-- Records provided follows --
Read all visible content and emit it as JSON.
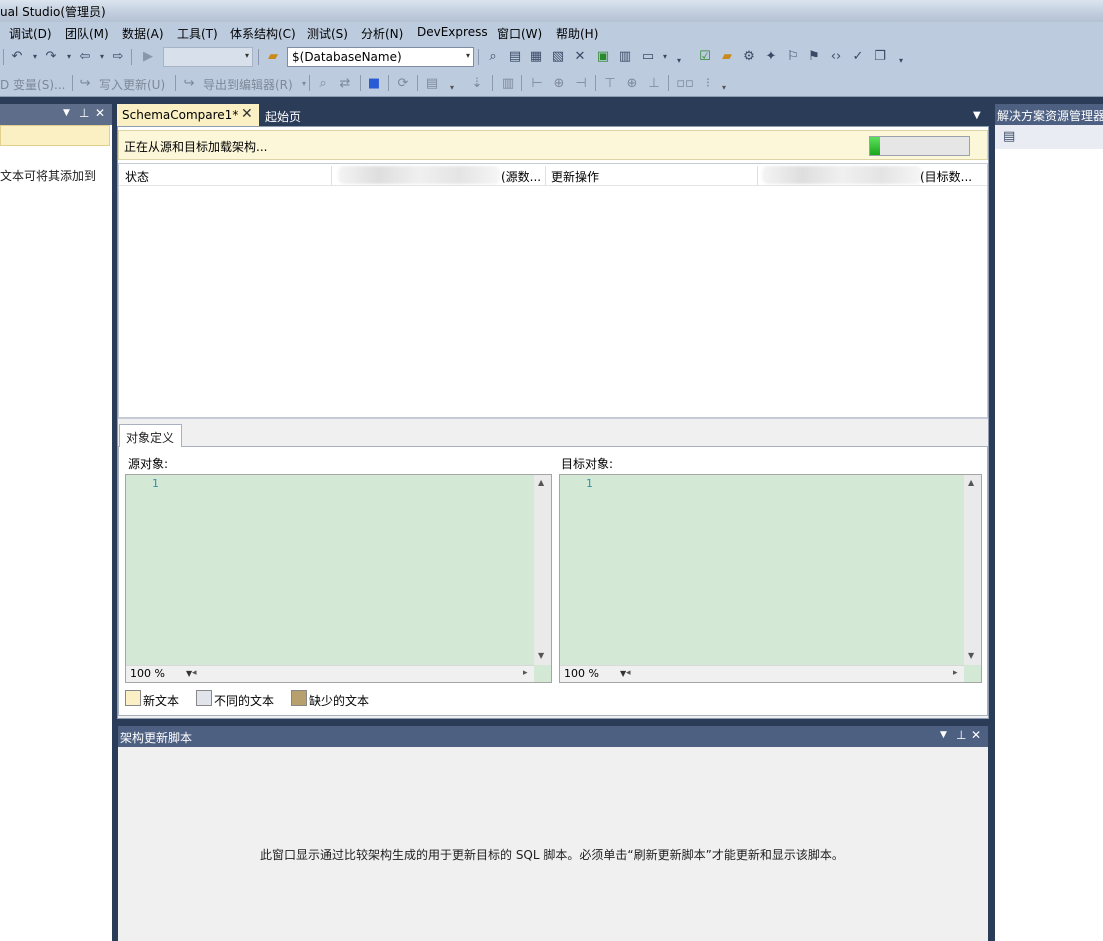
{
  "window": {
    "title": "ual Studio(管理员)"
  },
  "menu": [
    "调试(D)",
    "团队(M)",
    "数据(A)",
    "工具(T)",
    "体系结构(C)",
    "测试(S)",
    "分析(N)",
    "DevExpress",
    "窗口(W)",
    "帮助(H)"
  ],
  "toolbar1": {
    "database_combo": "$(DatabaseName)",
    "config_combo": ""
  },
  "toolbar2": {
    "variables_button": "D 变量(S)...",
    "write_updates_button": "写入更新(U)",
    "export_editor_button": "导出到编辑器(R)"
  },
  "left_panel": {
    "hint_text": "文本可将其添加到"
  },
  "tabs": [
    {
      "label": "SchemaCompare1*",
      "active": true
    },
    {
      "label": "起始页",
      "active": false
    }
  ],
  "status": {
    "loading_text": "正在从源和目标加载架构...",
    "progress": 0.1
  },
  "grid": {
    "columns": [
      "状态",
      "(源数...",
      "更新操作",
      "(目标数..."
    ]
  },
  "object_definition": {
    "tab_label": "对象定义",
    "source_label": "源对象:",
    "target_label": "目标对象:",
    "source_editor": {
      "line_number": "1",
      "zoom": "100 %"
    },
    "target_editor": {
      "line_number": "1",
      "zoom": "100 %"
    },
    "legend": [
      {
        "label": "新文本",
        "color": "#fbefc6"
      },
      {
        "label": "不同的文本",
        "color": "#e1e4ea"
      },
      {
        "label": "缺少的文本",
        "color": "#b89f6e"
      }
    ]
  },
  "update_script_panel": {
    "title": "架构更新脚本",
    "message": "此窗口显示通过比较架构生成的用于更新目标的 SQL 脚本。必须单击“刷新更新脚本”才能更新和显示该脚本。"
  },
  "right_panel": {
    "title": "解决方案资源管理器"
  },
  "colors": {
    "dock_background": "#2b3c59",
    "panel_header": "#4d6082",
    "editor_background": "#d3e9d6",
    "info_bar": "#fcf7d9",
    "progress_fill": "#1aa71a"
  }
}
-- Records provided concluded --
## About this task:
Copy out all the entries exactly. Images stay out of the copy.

## Solution to this task:
Read all visible content and emit it as JSON.
{
  "window": {
    "title": "ual Studio(管理员)"
  },
  "menu": [
    "调试(D)",
    "团队(M)",
    "数据(A)",
    "工具(T)",
    "体系结构(C)",
    "测试(S)",
    "分析(N)",
    "DevExpress",
    "窗口(W)",
    "帮助(H)"
  ],
  "toolbar1": {
    "database_combo": "$(DatabaseName)",
    "config_combo": ""
  },
  "toolbar2": {
    "variables_button": "D 变量(S)...",
    "write_updates_button": "写入更新(U)",
    "export_editor_button": "导出到编辑器(R)"
  },
  "left_panel": {
    "hint_text": "文本可将其添加到"
  },
  "tabs": [
    {
      "label": "SchemaCompare1*",
      "active": true
    },
    {
      "label": "起始页",
      "active": false
    }
  ],
  "status": {
    "loading_text": "正在从源和目标加载架构...",
    "progress": 0.1
  },
  "grid": {
    "columns": [
      "状态",
      "(源数...",
      "更新操作",
      "(目标数..."
    ]
  },
  "object_definition": {
    "tab_label": "对象定义",
    "source_label": "源对象:",
    "target_label": "目标对象:",
    "source_editor": {
      "line_number": "1",
      "zoom": "100 %"
    },
    "target_editor": {
      "line_number": "1",
      "zoom": "100 %"
    },
    "legend": [
      {
        "label": "新文本",
        "color": "#fbefc6"
      },
      {
        "label": "不同的文本",
        "color": "#e1e4ea"
      },
      {
        "label": "缺少的文本",
        "color": "#b89f6e"
      }
    ]
  },
  "update_script_panel": {
    "title": "架构更新脚本",
    "message": "此窗口显示通过比较架构生成的用于更新目标的 SQL 脚本。必须单击“刷新更新脚本”才能更新和显示该脚本。"
  },
  "right_panel": {
    "title": "解决方案资源管理器"
  },
  "colors": {
    "dock_background": "#2b3c59",
    "panel_header": "#4d6082",
    "editor_background": "#d3e9d6",
    "info_bar": "#fcf7d9",
    "progress_fill": "#1aa71a"
  }
}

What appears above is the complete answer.